*** Recorded information ***
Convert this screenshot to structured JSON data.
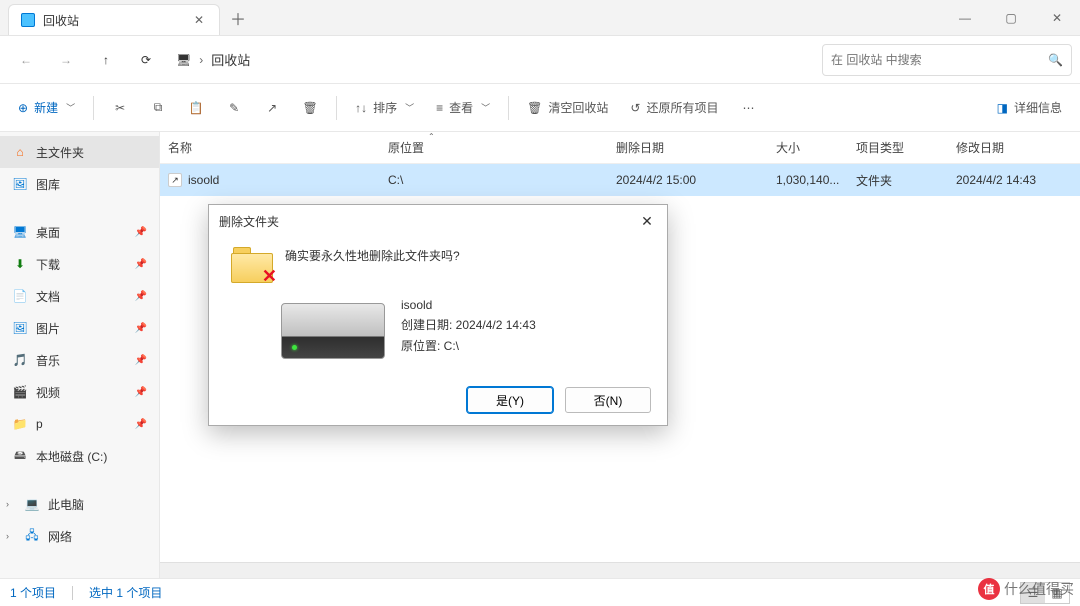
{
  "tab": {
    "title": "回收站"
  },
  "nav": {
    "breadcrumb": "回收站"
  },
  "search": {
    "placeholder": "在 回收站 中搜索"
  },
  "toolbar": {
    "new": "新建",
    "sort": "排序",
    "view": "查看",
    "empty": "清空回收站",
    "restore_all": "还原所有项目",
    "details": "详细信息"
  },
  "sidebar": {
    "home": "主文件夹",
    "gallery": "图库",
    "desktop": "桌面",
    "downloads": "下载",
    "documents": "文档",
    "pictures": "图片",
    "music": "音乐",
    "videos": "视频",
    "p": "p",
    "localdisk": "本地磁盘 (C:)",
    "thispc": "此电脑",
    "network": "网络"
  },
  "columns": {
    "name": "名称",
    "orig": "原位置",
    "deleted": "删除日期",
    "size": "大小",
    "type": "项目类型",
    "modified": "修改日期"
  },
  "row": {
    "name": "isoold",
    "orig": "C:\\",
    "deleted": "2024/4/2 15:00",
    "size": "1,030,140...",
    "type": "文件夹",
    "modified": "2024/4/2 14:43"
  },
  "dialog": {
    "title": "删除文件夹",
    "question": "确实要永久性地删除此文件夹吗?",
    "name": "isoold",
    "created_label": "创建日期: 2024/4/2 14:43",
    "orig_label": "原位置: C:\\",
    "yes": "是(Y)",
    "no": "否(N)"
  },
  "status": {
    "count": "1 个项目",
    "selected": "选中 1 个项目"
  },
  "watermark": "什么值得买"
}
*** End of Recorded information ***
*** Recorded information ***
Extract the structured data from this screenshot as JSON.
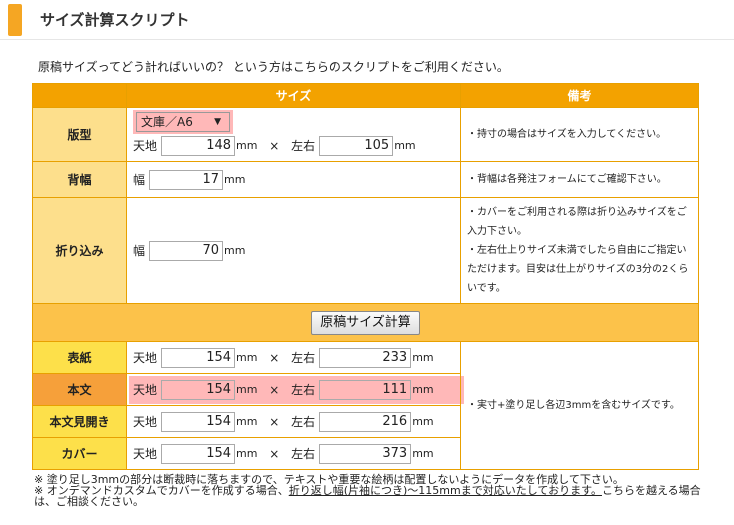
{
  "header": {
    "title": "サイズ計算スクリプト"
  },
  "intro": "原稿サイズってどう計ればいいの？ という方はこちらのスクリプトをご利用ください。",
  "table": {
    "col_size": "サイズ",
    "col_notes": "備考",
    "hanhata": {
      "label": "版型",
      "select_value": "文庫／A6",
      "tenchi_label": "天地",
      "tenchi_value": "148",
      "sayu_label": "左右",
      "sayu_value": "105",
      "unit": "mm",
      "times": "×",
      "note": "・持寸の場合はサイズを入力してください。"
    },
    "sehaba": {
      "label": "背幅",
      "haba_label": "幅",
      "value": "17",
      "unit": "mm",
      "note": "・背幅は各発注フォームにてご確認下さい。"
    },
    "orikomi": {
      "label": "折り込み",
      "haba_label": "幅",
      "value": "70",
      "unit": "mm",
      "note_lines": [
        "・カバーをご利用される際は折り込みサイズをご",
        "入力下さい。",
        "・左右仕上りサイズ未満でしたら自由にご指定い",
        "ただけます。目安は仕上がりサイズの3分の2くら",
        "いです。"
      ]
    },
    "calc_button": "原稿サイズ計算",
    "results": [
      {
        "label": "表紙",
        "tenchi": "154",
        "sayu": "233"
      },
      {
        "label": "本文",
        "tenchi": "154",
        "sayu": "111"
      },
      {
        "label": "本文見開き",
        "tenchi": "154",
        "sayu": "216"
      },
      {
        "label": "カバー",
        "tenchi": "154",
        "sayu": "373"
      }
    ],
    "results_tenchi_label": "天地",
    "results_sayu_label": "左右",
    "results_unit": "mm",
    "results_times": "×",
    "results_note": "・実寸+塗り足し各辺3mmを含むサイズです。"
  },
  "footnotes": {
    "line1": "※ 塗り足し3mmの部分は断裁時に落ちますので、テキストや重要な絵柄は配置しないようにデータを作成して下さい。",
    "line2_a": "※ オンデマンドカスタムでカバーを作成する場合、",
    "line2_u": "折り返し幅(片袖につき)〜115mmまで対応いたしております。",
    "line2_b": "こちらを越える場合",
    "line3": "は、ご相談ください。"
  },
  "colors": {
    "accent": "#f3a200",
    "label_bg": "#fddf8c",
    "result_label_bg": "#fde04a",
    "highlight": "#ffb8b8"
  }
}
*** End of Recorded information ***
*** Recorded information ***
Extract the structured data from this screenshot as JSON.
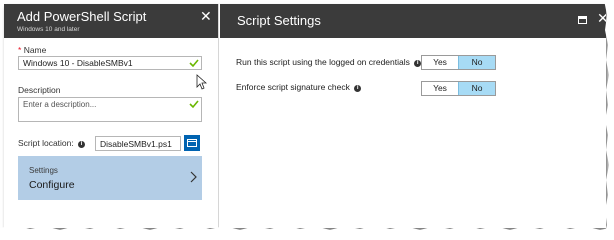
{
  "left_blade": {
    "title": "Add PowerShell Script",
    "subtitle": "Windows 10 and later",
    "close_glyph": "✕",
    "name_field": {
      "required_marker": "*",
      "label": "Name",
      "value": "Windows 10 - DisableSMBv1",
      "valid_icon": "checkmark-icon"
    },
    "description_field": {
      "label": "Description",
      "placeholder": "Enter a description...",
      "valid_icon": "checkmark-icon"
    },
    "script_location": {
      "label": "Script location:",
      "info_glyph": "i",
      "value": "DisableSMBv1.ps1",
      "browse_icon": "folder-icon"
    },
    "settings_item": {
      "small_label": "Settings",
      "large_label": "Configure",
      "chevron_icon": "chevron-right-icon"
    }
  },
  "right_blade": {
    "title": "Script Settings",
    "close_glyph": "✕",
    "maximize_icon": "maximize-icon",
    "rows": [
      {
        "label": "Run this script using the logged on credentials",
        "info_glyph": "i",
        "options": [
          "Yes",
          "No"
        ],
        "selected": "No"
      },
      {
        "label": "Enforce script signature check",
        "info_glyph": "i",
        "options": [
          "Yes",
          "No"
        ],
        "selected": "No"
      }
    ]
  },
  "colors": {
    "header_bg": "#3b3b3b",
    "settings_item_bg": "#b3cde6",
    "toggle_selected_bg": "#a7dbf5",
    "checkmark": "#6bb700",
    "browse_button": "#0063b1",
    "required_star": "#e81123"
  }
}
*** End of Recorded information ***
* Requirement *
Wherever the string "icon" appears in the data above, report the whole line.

* Response to this exercise *
      "valid_icon": "checkmark-icon"
      "valid_icon": "checkmark-icon"
      "browse_icon": "folder-icon"
      "chevron_icon": "chevron-right-icon"
    "maximize_icon": "maximize-icon",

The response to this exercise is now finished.